Top of TASK INPUTS

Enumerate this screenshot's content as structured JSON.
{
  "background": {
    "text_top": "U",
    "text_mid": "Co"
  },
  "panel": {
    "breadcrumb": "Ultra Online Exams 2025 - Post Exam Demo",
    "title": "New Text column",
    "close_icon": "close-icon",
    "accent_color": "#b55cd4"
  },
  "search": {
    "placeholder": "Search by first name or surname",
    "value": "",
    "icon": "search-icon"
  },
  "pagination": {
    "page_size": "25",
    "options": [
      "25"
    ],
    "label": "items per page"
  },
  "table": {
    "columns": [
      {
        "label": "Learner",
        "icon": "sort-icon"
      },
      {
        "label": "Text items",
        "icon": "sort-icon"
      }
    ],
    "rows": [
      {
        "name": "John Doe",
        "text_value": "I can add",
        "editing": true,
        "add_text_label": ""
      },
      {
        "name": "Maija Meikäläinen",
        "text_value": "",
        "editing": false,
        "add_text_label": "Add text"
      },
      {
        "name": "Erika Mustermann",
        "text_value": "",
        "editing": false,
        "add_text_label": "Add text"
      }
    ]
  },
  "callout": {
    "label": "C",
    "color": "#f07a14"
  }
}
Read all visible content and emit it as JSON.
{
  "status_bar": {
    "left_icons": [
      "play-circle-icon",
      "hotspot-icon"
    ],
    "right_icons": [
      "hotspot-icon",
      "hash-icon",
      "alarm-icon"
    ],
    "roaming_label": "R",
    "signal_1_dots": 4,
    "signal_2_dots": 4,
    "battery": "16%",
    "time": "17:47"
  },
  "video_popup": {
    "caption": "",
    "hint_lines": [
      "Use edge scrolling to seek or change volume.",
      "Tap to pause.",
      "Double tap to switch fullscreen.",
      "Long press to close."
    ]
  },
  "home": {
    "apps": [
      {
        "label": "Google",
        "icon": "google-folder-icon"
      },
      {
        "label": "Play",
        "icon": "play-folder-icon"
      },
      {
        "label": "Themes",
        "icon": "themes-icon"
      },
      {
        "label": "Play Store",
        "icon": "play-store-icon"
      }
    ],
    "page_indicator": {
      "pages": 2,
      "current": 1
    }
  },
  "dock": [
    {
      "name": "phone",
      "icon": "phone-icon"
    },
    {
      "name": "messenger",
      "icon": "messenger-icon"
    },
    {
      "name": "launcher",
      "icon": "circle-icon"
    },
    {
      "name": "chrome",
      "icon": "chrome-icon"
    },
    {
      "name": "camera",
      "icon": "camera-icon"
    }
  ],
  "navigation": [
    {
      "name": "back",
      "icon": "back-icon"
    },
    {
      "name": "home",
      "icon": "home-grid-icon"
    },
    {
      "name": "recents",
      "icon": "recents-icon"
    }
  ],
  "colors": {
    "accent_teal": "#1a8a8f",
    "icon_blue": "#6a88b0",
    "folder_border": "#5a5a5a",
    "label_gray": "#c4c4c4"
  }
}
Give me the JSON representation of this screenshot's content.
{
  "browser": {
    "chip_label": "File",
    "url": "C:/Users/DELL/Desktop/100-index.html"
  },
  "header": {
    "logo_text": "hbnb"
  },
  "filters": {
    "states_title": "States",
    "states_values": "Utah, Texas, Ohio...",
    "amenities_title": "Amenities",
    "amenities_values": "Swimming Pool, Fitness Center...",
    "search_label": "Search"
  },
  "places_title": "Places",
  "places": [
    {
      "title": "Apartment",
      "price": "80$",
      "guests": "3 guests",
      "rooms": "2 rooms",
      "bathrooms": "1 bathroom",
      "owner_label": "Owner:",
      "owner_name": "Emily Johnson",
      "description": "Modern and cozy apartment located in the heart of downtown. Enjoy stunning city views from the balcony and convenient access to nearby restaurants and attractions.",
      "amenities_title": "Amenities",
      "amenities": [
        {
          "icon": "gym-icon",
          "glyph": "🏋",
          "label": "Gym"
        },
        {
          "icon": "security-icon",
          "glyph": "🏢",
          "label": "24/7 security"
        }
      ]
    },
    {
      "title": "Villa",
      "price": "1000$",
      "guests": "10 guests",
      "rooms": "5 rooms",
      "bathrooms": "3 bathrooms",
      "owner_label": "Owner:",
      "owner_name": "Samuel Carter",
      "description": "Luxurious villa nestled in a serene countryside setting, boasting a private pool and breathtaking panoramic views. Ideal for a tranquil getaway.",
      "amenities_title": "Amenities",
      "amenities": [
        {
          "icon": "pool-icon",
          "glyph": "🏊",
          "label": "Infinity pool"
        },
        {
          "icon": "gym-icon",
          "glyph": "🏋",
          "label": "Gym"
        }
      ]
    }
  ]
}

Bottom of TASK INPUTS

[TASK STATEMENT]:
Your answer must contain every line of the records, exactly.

[EXERCISE SOLUTION]:
Enumerate this screenshot's content as structured JSON.
{
  "background": {
    "text_top": "U",
    "text_mid": "Co"
  },
  "panel": {
    "breadcrumb": "Ultra Online Exams 2025 - Post Exam Demo",
    "title": "New Text column",
    "close_icon": "close-icon",
    "accent_color": "#b55cd4"
  },
  "search": {
    "placeholder": "Search by first name or surname",
    "value": "",
    "icon": "search-icon"
  },
  "pagination": {
    "page_size": "25",
    "options": [
      "25"
    ],
    "label": "items per page"
  },
  "table": {
    "columns": [
      {
        "label": "Learner",
        "icon": "sort-icon"
      },
      {
        "label": "Text items",
        "icon": "sort-icon"
      }
    ],
    "rows": [
      {
        "name": "John Doe",
        "text_value": "I can add",
        "editing": true,
        "add_text_label": ""
      },
      {
        "name": "Maija Meikäläinen",
        "text_value": "",
        "editing": false,
        "add_text_label": "Add text"
      },
      {
        "name": "Erika Mustermann",
        "text_value": "",
        "editing": false,
        "add_text_label": "Add text"
      }
    ]
  },
  "callout": {
    "label": "C",
    "color": "#f07a14"
  }
}
Read all visible content and emit it as JSON.
{
  "status_bar": {
    "left_icons": [
      "play-circle-icon",
      "hotspot-icon"
    ],
    "right_icons": [
      "hotspot-icon",
      "hash-icon",
      "alarm-icon"
    ],
    "roaming_label": "R",
    "signal_1_dots": 4,
    "signal_2_dots": 4,
    "battery": "16%",
    "time": "17:47"
  },
  "video_popup": {
    "caption": "",
    "hint_lines": [
      "Use edge scrolling to seek or change volume.",
      "Tap to pause.",
      "Double tap to switch fullscreen.",
      "Long press to close."
    ]
  },
  "home": {
    "apps": [
      {
        "label": "Google",
        "icon": "google-folder-icon"
      },
      {
        "label": "Play",
        "icon": "play-folder-icon"
      },
      {
        "label": "Themes",
        "icon": "themes-icon"
      },
      {
        "label": "Play Store",
        "icon": "play-store-icon"
      }
    ],
    "page_indicator": {
      "pages": 2,
      "current": 1
    }
  },
  "dock": [
    {
      "name": "phone",
      "icon": "phone-icon"
    },
    {
      "name": "messenger",
      "icon": "messenger-icon"
    },
    {
      "name": "launcher",
      "icon": "circle-icon"
    },
    {
      "name": "chrome",
      "icon": "chrome-icon"
    },
    {
      "name": "camera",
      "icon": "camera-icon"
    }
  ],
  "navigation": [
    {
      "name": "back",
      "icon": "back-icon"
    },
    {
      "name": "home",
      "icon": "home-grid-icon"
    },
    {
      "name": "recents",
      "icon": "recents-icon"
    }
  ],
  "colors": {
    "accent_teal": "#1a8a8f",
    "icon_blue": "#6a88b0",
    "folder_border": "#5a5a5a",
    "label_gray": "#c4c4c4"
  }
}
Give me the JSON representation of this screenshot's content.
{
  "browser": {
    "chip_label": "File",
    "url": "C:/Users/DELL/Desktop/100-index.html"
  },
  "header": {
    "logo_text": "hbnb"
  },
  "filters": {
    "states_title": "States",
    "states_values": "Utah, Texas, Ohio...",
    "amenities_title": "Amenities",
    "amenities_values": "Swimming Pool, Fitness Center...",
    "search_label": "Search"
  },
  "places_title": "Places",
  "places": [
    {
      "title": "Apartment",
      "price": "80$",
      "guests": "3 guests",
      "rooms": "2 rooms",
      "bathrooms": "1 bathroom",
      "owner_label": "Owner:",
      "owner_name": "Emily Johnson",
      "description": "Modern and cozy apartment located in the heart of downtown. Enjoy stunning city views from the balcony and convenient access to nearby restaurants and attractions.",
      "amenities_title": "Amenities",
      "amenities": [
        {
          "icon": "gym-icon",
          "glyph": "🏋",
          "label": "Gym"
        },
        {
          "icon": "security-icon",
          "glyph": "🏢",
          "label": "24/7 security"
        }
      ]
    },
    {
      "title": "Villa",
      "price": "1000$",
      "guests": "10 guests",
      "rooms": "5 rooms",
      "bathrooms": "3 bathrooms",
      "owner_label": "Owner:",
      "owner_name": "Samuel Carter",
      "description": "Luxurious villa nestled in a serene countryside setting, boasting a private pool and breathtaking panoramic views. Ideal for a tranquil getaway.",
      "amenities_title": "Amenities",
      "amenities": [
        {
          "icon": "pool-icon",
          "glyph": "🏊",
          "label": "Infinity pool"
        },
        {
          "icon": "gym-icon",
          "glyph": "🏋",
          "label": "Gym"
        }
      ]
    }
  ]
}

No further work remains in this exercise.